“Such discussions usually take place on gloomy, rainy afternoons in London, Paris or New York,” Mark Thompson said in mock disappointment in the warm sunshine surrounded by the impeccable grounds of the seaside Costa Navarino resort in Messinia, “but this location was the best we could find.”
The President and CEO of the New York Times Company made the quip last September speaking at the Democracy & Film Weekend, an event exploring cinema’s role in democracy that was held at the resort in the framework of the Athens Democracy Forum. The latter is an annual event organized in the capital by the New York Times in collaboration with the United Nations Democracy Fund (UNDEF), the City of Athens and Kathimerini newspaper
Now Thompson and other influential figures will once again eschew the drearier northern weather and return to Costa Navarino for a repeat of the satellite event. Only this year, to coincide with Athens being named the UNESCO World Book Capital 2018, the focus will turn from film to the written word.
The Democracy and Books Weekend will be held in Costa Navarino between September 14-16. The three-day program, held again shortly before the Athens Democracy Forum, will “bring together internationally acclaimed speakers, authors, key opinion leaders and influencers to discuss the longstanding interrelationship between democracy and books and their role during these times of ideological upheaval, as well as understand their capacity as agents for political change and social awareness.”
The weekend’s main discussion will be moderated by Pamela Paul, editor of the New York Times Book Review and will feature a panel of influential speakers including Pascal Bruckner, professor and writer, Stanley Johnson, author, environmentalist & former member of the European Parliament, Alexandra Pringle, group editor in chief at Bloomsbury, Radoslaw Sikorski, former minister of foreign affairs of Poland and senior fellow at Harvard University, and Mark Thompson.

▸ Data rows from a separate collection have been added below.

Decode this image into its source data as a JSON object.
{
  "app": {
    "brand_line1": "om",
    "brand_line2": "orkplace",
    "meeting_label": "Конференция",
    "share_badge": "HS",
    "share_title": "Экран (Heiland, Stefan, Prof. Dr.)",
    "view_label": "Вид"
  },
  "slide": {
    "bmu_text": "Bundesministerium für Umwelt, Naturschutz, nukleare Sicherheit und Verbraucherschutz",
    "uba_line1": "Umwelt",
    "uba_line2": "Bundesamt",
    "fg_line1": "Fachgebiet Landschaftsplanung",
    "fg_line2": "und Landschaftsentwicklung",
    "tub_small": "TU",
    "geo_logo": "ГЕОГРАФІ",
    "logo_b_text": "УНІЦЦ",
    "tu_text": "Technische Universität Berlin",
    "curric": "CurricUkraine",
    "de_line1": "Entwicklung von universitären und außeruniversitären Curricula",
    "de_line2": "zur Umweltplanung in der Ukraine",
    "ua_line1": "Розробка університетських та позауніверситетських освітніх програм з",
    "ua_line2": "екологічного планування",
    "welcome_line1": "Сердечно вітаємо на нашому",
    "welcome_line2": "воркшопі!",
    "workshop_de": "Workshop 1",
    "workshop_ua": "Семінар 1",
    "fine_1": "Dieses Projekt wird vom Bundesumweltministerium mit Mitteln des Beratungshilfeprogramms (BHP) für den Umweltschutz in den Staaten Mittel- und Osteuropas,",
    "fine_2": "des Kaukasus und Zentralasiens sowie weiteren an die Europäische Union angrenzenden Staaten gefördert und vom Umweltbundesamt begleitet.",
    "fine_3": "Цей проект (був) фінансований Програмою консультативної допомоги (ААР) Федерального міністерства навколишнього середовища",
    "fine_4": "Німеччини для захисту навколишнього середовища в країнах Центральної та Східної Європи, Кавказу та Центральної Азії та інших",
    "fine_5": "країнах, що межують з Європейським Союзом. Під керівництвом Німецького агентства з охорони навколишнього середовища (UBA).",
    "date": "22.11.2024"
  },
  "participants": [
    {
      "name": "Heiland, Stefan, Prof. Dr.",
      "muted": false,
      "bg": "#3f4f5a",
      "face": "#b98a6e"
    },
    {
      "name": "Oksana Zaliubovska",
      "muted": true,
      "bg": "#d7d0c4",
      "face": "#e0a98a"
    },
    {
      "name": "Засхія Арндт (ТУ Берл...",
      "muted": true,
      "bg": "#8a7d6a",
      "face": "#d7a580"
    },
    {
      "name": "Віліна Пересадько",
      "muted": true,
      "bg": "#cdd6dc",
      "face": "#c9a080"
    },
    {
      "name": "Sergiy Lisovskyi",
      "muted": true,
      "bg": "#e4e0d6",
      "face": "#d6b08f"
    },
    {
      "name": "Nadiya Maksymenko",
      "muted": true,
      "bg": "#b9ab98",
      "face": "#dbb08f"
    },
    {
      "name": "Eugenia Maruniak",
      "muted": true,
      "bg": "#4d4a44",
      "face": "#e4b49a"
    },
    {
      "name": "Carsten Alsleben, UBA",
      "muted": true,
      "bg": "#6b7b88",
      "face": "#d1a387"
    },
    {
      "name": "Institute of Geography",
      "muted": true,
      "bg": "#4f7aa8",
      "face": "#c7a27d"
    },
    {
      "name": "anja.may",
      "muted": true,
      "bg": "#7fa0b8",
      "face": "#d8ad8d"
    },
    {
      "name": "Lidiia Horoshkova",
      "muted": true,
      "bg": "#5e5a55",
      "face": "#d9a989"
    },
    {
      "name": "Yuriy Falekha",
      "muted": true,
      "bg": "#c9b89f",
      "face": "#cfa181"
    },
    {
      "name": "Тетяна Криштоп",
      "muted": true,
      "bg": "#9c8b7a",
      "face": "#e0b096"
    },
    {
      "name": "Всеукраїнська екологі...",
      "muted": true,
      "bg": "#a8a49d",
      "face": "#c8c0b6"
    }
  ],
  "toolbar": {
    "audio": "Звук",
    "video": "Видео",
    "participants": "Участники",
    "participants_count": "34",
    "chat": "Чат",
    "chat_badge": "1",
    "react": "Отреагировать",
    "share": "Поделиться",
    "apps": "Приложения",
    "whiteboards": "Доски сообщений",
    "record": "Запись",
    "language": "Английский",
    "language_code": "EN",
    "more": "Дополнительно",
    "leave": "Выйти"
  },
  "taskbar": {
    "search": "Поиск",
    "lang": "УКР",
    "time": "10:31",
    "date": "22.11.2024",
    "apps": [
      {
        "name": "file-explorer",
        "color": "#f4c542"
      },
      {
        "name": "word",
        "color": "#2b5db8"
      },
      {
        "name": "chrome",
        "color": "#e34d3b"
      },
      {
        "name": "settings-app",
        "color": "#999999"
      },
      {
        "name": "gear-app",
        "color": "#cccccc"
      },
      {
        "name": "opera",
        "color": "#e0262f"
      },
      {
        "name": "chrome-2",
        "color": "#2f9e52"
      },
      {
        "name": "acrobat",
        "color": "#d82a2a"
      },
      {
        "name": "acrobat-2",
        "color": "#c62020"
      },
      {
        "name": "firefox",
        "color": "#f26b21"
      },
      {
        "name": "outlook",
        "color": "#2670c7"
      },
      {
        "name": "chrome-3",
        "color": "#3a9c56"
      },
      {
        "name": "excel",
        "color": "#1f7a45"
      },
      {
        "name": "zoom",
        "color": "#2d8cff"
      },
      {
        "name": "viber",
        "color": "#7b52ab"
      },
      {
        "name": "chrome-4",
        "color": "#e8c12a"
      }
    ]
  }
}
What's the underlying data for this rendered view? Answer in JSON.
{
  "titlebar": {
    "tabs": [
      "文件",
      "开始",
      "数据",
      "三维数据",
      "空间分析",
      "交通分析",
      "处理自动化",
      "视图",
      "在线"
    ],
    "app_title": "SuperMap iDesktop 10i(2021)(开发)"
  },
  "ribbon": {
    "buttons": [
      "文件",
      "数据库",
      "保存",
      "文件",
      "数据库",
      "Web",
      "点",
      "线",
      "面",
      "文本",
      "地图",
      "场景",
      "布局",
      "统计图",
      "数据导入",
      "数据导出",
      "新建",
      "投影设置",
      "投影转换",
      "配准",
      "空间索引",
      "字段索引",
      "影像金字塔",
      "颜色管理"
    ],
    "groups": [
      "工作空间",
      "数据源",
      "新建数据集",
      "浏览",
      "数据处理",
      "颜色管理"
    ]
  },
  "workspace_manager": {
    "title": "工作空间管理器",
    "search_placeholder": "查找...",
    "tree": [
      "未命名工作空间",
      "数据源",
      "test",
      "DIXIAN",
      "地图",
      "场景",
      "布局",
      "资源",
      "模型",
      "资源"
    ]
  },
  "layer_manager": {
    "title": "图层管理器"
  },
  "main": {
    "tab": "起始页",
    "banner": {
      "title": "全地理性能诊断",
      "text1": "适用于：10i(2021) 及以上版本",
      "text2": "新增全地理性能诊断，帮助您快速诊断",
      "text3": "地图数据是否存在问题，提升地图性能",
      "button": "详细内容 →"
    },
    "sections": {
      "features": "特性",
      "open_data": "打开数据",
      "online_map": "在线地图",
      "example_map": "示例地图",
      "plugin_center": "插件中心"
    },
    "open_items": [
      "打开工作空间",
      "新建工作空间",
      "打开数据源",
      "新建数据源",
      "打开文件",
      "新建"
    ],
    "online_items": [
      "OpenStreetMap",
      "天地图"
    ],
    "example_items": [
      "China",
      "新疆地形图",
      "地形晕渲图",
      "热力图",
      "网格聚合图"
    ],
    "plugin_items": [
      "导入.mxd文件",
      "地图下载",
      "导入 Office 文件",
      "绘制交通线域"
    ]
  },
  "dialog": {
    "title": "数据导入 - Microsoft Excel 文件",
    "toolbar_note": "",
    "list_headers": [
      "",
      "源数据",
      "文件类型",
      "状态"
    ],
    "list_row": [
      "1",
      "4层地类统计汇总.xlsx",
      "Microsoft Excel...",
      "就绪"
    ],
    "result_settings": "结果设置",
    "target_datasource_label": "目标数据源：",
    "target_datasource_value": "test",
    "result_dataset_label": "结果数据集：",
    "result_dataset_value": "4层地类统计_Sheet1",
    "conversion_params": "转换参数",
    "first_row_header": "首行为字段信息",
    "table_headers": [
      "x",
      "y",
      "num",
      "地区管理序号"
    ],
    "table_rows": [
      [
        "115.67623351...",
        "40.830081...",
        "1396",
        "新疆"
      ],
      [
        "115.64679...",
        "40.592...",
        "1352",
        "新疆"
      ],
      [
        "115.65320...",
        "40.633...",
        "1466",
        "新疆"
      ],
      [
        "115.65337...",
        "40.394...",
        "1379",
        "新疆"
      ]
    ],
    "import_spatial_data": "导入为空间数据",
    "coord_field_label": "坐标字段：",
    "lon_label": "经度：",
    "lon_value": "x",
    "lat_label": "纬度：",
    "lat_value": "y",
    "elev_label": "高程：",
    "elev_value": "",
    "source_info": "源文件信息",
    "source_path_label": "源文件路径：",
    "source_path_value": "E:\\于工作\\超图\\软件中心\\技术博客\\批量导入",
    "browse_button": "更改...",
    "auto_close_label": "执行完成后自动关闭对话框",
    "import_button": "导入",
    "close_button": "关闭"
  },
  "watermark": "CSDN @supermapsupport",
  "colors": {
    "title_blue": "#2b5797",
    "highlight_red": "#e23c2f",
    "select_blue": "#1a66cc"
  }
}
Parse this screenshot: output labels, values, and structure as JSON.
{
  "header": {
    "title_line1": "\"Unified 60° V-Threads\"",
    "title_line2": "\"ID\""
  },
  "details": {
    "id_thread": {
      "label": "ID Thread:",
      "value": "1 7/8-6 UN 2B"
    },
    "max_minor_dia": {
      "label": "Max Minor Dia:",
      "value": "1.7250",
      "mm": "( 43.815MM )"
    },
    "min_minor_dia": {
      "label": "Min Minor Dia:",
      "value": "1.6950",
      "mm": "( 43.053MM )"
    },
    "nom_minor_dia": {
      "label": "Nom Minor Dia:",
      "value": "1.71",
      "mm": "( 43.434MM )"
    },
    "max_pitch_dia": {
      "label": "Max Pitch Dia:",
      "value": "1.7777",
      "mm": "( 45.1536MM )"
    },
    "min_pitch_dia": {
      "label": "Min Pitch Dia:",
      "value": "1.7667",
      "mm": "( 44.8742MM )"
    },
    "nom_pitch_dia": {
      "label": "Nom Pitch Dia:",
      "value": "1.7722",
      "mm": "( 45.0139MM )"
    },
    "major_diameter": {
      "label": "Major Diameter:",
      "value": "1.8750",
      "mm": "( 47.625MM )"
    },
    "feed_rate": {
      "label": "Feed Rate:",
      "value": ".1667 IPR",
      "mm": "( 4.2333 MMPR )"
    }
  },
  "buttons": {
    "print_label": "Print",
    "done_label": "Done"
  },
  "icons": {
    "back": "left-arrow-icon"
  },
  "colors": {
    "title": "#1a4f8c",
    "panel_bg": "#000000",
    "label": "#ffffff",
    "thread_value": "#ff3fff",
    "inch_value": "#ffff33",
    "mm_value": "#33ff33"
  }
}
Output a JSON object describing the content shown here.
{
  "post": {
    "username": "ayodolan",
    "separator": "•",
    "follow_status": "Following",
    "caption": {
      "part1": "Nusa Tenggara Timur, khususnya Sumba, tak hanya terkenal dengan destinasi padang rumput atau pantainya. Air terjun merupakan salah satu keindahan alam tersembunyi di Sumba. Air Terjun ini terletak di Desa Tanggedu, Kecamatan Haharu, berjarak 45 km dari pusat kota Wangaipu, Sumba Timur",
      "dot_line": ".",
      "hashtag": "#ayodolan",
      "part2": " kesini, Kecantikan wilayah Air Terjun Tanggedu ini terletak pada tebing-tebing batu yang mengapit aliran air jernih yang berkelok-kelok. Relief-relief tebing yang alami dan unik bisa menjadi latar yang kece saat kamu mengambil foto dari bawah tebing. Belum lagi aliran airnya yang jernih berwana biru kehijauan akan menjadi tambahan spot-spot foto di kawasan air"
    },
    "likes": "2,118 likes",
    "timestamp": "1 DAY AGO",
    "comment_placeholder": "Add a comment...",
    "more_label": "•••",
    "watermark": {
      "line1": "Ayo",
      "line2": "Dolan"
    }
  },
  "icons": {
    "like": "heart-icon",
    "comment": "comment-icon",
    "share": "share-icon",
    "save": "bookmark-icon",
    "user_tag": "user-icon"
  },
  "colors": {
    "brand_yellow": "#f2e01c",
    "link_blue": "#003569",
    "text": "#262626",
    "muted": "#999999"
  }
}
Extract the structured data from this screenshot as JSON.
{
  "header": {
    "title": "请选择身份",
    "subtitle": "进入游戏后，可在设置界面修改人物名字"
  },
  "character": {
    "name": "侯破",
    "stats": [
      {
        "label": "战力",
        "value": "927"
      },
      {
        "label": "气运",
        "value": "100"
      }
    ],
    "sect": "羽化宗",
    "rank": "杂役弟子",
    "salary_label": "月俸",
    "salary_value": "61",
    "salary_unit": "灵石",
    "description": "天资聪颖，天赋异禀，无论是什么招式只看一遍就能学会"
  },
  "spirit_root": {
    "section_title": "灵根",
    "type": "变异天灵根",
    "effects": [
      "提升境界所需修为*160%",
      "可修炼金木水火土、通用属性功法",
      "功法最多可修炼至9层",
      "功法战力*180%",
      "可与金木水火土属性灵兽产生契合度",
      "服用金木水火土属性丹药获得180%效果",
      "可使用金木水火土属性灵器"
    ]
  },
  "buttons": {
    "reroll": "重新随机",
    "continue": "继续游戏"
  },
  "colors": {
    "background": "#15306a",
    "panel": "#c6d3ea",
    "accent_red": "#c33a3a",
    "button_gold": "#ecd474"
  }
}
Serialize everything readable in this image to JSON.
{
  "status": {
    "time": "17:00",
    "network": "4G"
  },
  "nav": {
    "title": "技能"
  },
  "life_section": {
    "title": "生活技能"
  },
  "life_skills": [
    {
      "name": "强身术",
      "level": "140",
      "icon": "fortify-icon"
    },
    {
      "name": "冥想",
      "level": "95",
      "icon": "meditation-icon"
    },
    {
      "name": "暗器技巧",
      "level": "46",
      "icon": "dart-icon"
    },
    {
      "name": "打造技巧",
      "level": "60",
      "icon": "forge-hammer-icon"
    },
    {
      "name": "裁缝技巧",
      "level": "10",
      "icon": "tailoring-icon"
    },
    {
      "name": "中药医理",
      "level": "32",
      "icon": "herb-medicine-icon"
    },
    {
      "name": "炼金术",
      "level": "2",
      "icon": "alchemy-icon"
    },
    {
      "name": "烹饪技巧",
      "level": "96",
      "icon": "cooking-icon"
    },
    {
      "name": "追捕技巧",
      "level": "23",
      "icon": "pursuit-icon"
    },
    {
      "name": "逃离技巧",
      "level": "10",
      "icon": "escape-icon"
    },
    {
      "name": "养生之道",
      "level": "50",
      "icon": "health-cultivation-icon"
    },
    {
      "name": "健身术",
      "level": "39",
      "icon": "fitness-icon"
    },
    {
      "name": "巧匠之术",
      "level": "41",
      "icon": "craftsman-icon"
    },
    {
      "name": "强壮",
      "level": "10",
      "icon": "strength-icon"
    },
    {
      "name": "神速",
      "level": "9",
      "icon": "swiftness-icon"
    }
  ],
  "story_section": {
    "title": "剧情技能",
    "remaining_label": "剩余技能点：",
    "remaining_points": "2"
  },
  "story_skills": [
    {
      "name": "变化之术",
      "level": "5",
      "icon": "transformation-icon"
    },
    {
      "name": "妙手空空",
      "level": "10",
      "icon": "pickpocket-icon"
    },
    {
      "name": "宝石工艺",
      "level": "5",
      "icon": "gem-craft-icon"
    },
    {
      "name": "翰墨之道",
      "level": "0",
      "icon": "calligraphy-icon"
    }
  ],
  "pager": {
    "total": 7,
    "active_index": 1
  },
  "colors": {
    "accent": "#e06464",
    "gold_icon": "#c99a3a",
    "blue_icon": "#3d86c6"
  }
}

Additional speakers are to be announced shortly.
The event will also feature a reading by Pascal Bruckner from his controversial latest book An Imaginary Racism: Islamophobia and Guilt, in which he argues that the term Islamophobia has been used to silence legitimate criticism of Islam. The reading will be followed by a Q&A session. And Alexandra Pringle of Bloomsbury will lead a discussion titled “How Publishing Works” dissecting the process of how books go through the various stages from manuscript to bookstore.
Together with the discussions and workshops, participants will also be able to take part in a range of activities exploring the weekend’s topic as well as the Messinian countryside and traditions.
The activities will include visits to the temporary exhibition “When Pictures Paint a Thousand Words” featuring book illustrations by Nikos Hadjikyriakos-Ghika, one of the greatest Greek artists of the 20th century; ‘philosophy walks’ through olive groves led by Professor Eleni Volonaki who will discuss ancient Greek philosophers’ views on democracy; cooking workshops and olive oil tasting sessions.
And of course the resort’s two 18-hole golf courses beckon for all those who want to extend the discussion out on the links surrounded by the glorious Peloponnesian countryside.
To find out more about the weekend and to book a place click here.